_TASK INSTRUCTIONS_. Return the listing that follows exactly, with no pictures included.

_THE DATA_.
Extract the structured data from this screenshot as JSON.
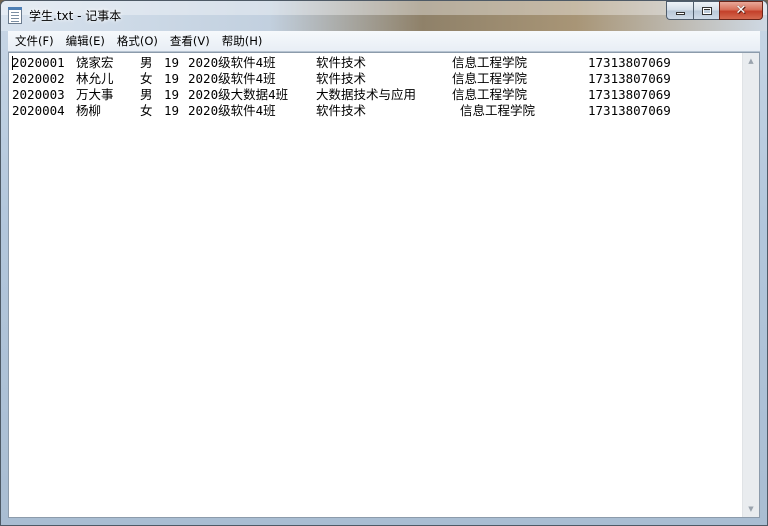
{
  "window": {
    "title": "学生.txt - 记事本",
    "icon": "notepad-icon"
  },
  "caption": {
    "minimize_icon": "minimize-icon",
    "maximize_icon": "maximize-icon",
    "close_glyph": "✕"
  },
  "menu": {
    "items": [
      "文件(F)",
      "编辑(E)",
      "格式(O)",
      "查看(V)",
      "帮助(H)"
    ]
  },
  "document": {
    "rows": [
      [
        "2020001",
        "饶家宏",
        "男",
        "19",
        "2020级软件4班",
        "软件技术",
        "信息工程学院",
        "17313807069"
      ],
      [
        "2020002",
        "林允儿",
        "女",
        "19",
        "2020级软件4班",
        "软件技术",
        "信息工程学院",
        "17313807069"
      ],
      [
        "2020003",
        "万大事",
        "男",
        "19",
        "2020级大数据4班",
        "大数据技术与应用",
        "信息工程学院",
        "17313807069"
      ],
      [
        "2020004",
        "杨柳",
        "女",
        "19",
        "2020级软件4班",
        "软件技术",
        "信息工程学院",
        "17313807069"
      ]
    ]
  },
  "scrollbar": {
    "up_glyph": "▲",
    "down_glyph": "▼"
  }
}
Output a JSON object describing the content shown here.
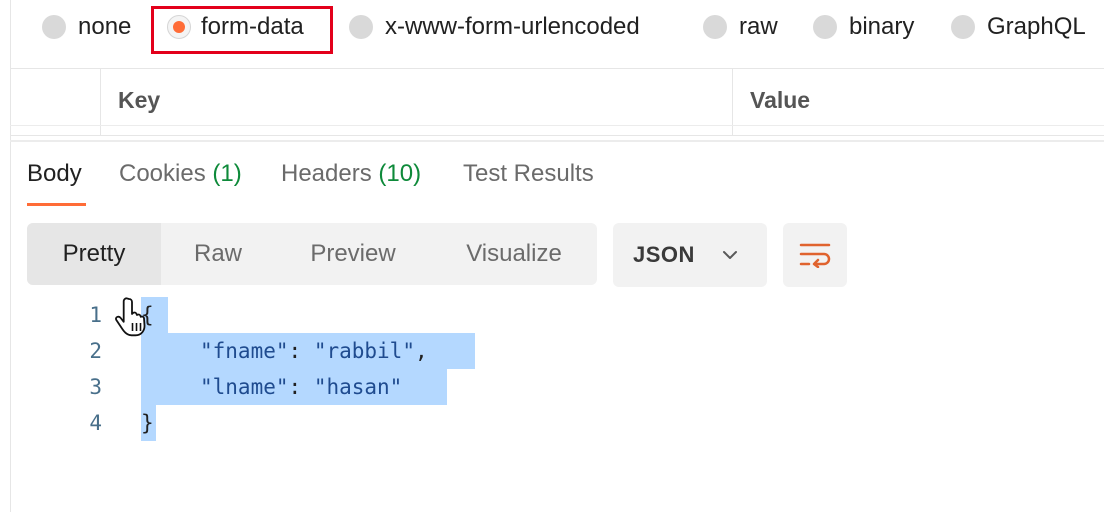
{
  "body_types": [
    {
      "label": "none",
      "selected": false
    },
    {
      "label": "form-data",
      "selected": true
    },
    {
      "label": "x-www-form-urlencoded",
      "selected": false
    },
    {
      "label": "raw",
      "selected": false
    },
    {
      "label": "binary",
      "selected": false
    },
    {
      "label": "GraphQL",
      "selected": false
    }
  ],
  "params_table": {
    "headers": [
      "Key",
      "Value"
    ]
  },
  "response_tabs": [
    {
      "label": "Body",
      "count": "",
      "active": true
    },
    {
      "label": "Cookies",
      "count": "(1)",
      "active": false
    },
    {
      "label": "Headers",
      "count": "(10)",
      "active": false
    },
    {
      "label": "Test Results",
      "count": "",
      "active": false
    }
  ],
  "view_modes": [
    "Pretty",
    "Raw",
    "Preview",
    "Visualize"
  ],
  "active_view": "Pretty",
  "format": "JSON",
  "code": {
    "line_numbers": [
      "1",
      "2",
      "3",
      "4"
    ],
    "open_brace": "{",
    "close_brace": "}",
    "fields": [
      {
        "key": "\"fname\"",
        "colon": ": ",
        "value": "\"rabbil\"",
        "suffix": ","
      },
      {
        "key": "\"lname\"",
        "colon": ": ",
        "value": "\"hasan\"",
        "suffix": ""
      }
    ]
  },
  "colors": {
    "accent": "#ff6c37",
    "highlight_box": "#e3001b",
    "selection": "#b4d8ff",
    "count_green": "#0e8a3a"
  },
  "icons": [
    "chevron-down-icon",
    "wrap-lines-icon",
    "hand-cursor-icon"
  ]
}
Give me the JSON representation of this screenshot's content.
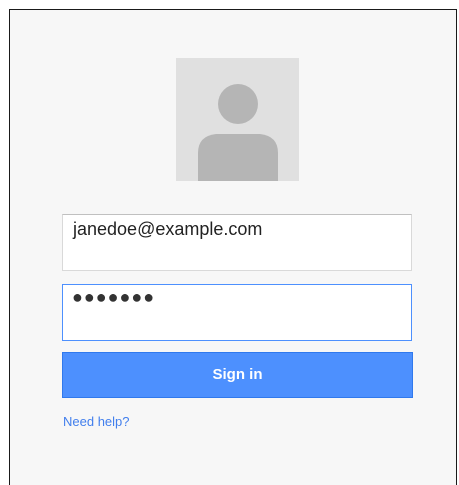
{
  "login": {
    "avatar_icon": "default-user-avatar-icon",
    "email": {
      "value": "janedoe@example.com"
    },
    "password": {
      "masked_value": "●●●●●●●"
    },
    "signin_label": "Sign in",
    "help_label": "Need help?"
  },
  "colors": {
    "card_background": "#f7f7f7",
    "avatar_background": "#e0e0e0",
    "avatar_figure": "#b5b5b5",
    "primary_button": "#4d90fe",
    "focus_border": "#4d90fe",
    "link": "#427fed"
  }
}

_SOLUTION_.
Extract the structured data from this screenshot as JSON.
{
  "window": {
    "title": "学生.txt - 记事本",
    "icon": "notepad-icon"
  },
  "caption": {
    "minimize_icon": "minimize-icon",
    "maximize_icon": "maximize-icon",
    "close_glyph": "✕"
  },
  "menu": {
    "items": [
      "文件(F)",
      "编辑(E)",
      "格式(O)",
      "查看(V)",
      "帮助(H)"
    ]
  },
  "document": {
    "rows": [
      [
        "2020001",
        "饶家宏",
        "男",
        "19",
        "2020级软件4班",
        "软件技术",
        "信息工程学院",
        "17313807069"
      ],
      [
        "2020002",
        "林允儿",
        "女",
        "19",
        "2020级软件4班",
        "软件技术",
        "信息工程学院",
        "17313807069"
      ],
      [
        "2020003",
        "万大事",
        "男",
        "19",
        "2020级大数据4班",
        "大数据技术与应用",
        "信息工程学院",
        "17313807069"
      ],
      [
        "2020004",
        "杨柳",
        "女",
        "19",
        "2020级软件4班",
        "软件技术",
        "信息工程学院",
        "17313807069"
      ]
    ]
  },
  "scrollbar": {
    "up_glyph": "▲",
    "down_glyph": "▼"
  }
}
Output a JSON object describing the content shown here.
{
  "body_types": [
    {
      "label": "none",
      "selected": false
    },
    {
      "label": "form-data",
      "selected": true
    },
    {
      "label": "x-www-form-urlencoded",
      "selected": false
    },
    {
      "label": "raw",
      "selected": false
    },
    {
      "label": "binary",
      "selected": false
    },
    {
      "label": "GraphQL",
      "selected": false
    }
  ],
  "params_table": {
    "headers": [
      "Key",
      "Value"
    ]
  },
  "response_tabs": [
    {
      "label": "Body",
      "count": "",
      "active": true
    },
    {
      "label": "Cookies",
      "count": "(1)",
      "active": false
    },
    {
      "label": "Headers",
      "count": "(10)",
      "active": false
    },
    {
      "label": "Test Results",
      "count": "",
      "active": false
    }
  ],
  "view_modes": [
    "Pretty",
    "Raw",
    "Preview",
    "Visualize"
  ],
  "active_view": "Pretty",
  "format": "JSON",
  "code": {
    "line_numbers": [
      "1",
      "2",
      "3",
      "4"
    ],
    "open_brace": "{",
    "close_brace": "}",
    "fields": [
      {
        "key": "\"fname\"",
        "colon": ": ",
        "value": "\"rabbil\"",
        "suffix": ","
      },
      {
        "key": "\"lname\"",
        "colon": ": ",
        "value": "\"hasan\"",
        "suffix": ""
      }
    ]
  },
  "colors": {
    "accent": "#ff6c37",
    "highlight_box": "#e3001b",
    "selection": "#b4d8ff",
    "count_green": "#0e8a3a"
  },
  "icons": [
    "chevron-down-icon",
    "wrap-lines-icon",
    "hand-cursor-icon"
  ]
}
Give me the JSON representation of this screenshot's content.
{
  "login": {
    "avatar_icon": "default-user-avatar-icon",
    "email": {
      "value": "janedoe@example.com"
    },
    "password": {
      "masked_value": "●●●●●●●"
    },
    "signin_label": "Sign in",
    "help_label": "Need help?"
  },
  "colors": {
    "card_background": "#f7f7f7",
    "avatar_background": "#e0e0e0",
    "avatar_figure": "#b5b5b5",
    "primary_button": "#4d90fe",
    "focus_border": "#4d90fe",
    "link": "#427fed"
  }
}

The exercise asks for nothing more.